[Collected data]
-------

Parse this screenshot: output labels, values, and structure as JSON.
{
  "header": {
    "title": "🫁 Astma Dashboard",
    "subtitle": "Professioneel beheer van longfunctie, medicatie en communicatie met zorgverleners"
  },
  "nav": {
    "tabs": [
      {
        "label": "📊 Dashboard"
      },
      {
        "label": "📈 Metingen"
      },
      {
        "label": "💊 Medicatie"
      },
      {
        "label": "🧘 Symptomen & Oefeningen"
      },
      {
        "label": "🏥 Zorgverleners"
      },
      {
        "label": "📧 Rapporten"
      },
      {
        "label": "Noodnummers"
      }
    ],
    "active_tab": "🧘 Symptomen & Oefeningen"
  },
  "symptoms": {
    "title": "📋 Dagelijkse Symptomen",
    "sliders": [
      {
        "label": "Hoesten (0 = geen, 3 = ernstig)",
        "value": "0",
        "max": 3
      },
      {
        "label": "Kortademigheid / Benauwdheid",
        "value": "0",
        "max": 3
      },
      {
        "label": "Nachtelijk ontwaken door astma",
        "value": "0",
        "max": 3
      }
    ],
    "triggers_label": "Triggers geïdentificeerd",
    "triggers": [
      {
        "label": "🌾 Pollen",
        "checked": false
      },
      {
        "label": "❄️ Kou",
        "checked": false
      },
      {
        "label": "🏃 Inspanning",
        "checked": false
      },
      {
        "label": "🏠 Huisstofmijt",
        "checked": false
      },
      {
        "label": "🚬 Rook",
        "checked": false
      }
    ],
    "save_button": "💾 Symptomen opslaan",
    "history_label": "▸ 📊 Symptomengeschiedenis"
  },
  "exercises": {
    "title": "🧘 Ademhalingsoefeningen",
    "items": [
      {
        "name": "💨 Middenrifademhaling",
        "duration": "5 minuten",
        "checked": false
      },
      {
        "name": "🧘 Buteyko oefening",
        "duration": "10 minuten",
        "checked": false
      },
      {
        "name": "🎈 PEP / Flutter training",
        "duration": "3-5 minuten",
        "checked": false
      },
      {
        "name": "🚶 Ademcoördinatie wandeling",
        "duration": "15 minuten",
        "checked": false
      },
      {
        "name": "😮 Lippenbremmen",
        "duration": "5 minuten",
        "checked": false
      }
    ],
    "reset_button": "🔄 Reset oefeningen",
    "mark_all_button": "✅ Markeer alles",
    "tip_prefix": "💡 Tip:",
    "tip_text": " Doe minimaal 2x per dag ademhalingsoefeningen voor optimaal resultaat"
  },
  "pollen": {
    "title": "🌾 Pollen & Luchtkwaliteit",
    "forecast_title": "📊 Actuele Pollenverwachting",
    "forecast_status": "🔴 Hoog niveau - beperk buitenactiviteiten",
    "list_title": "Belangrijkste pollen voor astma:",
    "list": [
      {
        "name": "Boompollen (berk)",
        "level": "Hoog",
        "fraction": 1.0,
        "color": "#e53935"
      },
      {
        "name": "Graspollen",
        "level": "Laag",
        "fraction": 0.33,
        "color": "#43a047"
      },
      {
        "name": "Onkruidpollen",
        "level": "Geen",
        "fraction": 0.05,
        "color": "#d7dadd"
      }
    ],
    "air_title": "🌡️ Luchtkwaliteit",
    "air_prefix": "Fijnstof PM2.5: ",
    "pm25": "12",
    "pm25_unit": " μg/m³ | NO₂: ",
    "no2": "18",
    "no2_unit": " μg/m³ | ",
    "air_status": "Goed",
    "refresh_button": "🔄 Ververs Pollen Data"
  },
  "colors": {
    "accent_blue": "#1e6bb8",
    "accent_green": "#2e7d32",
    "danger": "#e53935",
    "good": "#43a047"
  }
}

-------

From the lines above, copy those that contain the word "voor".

    "tip_text": " Doe minimaal 2x per dag ademhalingsoefeningen voor optimaal resultaat"
    "list_title": "Belangrijkste pollen voor astma:",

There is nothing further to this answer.